But it didn’t take long for the Canadians to quiet the crowd as they made life difficult for the heavily favored Argentines. Although Argentina possessed the ball 66 percent of the first half, there were no goals to show for it. Canada could have taken a lead just before halftime, but Stephen Eustaquio’s header was saved by Argentine goalkeeper Emi Martinez.

“We had a good performance, made it very difficult for Argentina, and could have had the lead,” Marsch said. “We learned we can play with these teams. We let this game slip away from us when we had certain things in control.”
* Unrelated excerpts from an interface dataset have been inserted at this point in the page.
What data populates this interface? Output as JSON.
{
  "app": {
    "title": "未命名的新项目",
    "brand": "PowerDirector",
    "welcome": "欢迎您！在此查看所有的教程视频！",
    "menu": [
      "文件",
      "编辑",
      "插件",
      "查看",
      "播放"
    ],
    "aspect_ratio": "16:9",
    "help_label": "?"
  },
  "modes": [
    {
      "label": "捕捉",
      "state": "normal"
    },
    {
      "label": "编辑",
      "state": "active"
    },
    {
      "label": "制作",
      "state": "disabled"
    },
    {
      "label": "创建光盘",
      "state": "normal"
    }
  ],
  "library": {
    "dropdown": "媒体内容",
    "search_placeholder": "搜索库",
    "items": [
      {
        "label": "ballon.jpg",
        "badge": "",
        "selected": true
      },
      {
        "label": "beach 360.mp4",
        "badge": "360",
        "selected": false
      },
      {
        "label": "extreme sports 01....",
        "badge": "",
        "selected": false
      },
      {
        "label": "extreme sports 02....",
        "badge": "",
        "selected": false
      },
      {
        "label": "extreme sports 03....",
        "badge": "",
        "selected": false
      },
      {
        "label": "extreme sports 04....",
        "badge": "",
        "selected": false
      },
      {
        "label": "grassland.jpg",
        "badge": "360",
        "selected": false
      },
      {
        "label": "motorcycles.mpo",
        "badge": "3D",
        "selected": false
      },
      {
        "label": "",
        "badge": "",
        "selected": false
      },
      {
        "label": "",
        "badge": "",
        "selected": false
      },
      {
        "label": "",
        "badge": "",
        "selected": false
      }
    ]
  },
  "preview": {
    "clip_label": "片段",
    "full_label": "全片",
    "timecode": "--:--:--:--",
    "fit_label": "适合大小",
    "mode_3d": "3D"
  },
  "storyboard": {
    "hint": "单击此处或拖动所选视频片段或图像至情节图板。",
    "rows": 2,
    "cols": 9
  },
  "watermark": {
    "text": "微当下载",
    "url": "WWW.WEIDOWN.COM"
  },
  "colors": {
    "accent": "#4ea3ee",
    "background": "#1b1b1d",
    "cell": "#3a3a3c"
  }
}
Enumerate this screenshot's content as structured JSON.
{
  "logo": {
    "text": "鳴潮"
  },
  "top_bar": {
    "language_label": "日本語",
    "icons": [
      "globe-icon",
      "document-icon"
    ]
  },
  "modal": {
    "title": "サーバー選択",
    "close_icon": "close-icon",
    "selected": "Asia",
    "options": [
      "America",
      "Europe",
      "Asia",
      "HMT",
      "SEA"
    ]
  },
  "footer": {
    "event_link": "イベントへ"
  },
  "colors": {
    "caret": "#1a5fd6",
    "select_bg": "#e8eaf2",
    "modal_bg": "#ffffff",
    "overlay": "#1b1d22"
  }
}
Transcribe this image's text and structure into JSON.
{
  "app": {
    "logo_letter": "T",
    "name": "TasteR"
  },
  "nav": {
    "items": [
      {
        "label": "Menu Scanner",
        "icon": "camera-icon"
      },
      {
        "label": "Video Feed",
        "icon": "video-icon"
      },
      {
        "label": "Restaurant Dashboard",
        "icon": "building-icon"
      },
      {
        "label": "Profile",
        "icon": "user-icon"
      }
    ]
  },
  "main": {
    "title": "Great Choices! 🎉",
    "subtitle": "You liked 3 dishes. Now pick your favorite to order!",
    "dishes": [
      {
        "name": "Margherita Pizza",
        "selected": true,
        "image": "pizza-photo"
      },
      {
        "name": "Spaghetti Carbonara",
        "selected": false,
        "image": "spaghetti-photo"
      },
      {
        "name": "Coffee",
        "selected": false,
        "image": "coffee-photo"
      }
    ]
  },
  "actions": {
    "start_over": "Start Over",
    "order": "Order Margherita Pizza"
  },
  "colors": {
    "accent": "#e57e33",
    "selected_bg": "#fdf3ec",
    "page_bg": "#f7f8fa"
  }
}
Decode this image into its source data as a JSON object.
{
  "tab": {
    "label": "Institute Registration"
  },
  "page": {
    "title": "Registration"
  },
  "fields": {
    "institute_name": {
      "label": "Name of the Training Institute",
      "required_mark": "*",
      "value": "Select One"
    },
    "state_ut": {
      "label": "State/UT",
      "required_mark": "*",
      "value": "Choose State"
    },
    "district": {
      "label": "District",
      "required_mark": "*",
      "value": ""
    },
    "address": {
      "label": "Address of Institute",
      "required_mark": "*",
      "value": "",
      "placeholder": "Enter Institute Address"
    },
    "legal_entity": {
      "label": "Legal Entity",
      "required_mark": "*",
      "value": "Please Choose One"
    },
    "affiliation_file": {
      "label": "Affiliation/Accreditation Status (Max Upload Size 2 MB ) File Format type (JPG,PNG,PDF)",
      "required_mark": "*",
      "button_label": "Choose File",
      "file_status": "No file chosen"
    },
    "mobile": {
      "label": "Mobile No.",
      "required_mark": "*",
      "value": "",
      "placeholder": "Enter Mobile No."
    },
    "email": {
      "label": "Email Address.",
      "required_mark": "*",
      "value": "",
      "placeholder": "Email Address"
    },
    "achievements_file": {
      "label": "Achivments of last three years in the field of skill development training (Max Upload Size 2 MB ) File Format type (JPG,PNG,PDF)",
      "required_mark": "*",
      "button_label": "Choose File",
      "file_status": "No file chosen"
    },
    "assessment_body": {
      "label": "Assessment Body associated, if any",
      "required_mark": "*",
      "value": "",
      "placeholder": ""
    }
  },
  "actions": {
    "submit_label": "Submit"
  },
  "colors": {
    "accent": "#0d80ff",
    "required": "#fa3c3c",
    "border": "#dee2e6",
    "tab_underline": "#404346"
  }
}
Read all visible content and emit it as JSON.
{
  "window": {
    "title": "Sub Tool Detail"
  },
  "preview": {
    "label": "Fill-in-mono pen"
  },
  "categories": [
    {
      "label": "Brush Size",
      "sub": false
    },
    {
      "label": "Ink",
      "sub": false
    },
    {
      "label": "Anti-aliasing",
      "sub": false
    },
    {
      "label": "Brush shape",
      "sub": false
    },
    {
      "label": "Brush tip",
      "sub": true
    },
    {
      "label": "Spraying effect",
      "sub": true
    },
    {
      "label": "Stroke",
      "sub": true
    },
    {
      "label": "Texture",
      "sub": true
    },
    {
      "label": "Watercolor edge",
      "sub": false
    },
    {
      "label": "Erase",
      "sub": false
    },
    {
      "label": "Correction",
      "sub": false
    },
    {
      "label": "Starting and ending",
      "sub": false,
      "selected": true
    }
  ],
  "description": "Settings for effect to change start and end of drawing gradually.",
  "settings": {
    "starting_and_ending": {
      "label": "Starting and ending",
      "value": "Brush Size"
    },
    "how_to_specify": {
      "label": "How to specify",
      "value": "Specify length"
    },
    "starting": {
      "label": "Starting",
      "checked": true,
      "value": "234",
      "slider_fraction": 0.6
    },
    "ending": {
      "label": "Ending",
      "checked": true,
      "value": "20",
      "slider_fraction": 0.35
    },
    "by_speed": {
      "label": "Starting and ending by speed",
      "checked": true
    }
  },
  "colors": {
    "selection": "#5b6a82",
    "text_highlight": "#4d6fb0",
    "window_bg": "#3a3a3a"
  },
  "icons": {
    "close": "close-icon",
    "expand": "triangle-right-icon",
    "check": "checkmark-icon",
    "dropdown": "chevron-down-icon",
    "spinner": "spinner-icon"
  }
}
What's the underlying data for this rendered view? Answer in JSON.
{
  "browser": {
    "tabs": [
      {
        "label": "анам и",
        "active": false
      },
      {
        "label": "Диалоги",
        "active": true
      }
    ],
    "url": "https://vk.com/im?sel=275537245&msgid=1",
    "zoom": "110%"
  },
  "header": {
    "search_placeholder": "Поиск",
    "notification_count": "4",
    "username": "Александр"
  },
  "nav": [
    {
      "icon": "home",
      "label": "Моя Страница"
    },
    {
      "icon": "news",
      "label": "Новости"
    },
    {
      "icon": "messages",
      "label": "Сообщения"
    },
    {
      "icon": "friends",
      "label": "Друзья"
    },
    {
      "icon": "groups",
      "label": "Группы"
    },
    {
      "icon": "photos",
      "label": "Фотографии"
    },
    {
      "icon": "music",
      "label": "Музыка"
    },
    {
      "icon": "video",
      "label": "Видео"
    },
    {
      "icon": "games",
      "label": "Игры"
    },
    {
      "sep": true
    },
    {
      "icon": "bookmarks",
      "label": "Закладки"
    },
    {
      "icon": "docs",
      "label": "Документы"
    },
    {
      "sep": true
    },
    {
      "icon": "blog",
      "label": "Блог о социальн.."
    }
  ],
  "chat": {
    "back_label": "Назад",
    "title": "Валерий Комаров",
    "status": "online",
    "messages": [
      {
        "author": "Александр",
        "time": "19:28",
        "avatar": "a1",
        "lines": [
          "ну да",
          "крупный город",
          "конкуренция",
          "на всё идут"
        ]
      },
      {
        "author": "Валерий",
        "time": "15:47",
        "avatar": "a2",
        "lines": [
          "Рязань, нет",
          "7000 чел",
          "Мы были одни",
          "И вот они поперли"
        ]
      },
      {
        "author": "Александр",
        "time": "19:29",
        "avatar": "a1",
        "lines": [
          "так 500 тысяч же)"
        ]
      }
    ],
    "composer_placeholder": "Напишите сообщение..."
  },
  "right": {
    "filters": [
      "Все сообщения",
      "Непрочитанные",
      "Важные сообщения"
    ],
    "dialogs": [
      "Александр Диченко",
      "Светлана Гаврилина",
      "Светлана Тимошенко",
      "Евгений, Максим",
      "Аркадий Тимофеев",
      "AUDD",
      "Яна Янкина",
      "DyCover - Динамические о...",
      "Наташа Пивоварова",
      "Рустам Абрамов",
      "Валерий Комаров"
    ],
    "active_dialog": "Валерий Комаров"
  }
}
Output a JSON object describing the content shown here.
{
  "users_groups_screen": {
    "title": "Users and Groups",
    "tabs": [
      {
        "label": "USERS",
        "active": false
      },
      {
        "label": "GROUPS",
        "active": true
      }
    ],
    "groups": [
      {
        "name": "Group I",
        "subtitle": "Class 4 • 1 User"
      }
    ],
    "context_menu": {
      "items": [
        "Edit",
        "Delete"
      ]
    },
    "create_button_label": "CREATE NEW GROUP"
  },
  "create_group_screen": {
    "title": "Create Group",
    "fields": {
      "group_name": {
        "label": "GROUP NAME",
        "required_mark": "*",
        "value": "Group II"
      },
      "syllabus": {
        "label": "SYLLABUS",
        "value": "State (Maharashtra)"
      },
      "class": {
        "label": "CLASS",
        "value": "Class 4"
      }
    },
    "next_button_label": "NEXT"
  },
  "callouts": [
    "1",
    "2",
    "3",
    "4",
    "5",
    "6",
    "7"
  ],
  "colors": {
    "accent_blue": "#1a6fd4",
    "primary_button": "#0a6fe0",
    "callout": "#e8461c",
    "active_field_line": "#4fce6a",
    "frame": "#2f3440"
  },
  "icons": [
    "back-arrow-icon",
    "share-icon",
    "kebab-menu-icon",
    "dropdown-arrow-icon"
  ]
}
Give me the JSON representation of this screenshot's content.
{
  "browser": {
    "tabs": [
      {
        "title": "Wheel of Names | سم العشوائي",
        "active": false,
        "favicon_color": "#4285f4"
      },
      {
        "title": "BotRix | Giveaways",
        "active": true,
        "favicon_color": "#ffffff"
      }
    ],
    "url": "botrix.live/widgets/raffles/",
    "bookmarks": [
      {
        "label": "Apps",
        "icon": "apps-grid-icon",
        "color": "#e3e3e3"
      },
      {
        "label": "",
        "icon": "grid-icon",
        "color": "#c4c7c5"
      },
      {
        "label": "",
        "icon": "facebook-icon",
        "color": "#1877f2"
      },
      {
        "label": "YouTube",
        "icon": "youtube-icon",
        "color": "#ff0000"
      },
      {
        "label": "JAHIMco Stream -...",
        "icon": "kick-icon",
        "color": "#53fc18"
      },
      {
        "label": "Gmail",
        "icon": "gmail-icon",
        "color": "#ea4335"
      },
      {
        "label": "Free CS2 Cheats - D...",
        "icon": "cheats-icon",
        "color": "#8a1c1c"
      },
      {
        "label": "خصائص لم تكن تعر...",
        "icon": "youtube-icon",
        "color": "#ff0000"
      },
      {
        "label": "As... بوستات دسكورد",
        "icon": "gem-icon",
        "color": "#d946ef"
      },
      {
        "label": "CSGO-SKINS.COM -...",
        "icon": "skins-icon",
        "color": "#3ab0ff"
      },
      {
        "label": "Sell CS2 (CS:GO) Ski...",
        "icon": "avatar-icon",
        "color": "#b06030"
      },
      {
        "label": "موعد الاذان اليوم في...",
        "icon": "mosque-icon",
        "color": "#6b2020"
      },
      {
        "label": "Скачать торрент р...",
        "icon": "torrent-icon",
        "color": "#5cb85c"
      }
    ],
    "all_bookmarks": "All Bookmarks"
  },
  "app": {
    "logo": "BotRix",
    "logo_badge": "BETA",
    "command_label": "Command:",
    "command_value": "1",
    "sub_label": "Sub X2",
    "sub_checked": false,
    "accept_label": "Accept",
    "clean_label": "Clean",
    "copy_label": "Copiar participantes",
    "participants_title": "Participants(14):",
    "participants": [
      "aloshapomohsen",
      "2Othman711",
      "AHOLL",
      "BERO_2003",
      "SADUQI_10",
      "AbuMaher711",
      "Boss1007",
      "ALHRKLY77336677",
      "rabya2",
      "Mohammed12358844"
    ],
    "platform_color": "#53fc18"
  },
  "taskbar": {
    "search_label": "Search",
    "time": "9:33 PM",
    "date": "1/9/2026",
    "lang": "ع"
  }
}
There was no question Messi, the team captain, would be in the starting lineup, which he was. Argentina’s biggest questions, considering its loaded roster, were who would start in midfield and at the No. 9.

Coach Lionel Scaloni went with Leandro Paredes of Roma over Gio Lo Celso of Tottenham Hotspur and Julian Alvarez of Manchester City over Lautaro Martinez of Inter Milan.

Argentina’s starting XI were: Emiliano Martinez, Marcos Acuna, Cristian Romero, LisandroMartinez, Nahuel Molina, Paredes, Rodrigo De Paul, Alexis Mac Allister, Angel Di Maria, Messi, and Alvarez

Canada’s starting lineup had no surprises: Maxime Crepeau, Alphonso Davies, Derek Cornelius, Moise Bombito, Allistair Johnston, Liam Millar, Stephen Eustaquio, Ismael Kone, Tajon Buchanan, Cyle Larin, and Jonathan David.

Argentina has played in three of the past four Copa America finals, losing to Chile in 2015 and 2016 in penalty kicks, and finishing third place in 2019, before beating Brazil in 2021 for the title. A year later, they added the World Cup trophy to their collection.

Argentina’s next game is June 25 against Chile at Met Life Stadium in East Rutherford, New Jersey, and then they play Peru June 29 at Hard Rock Stadium in Miami Gardens.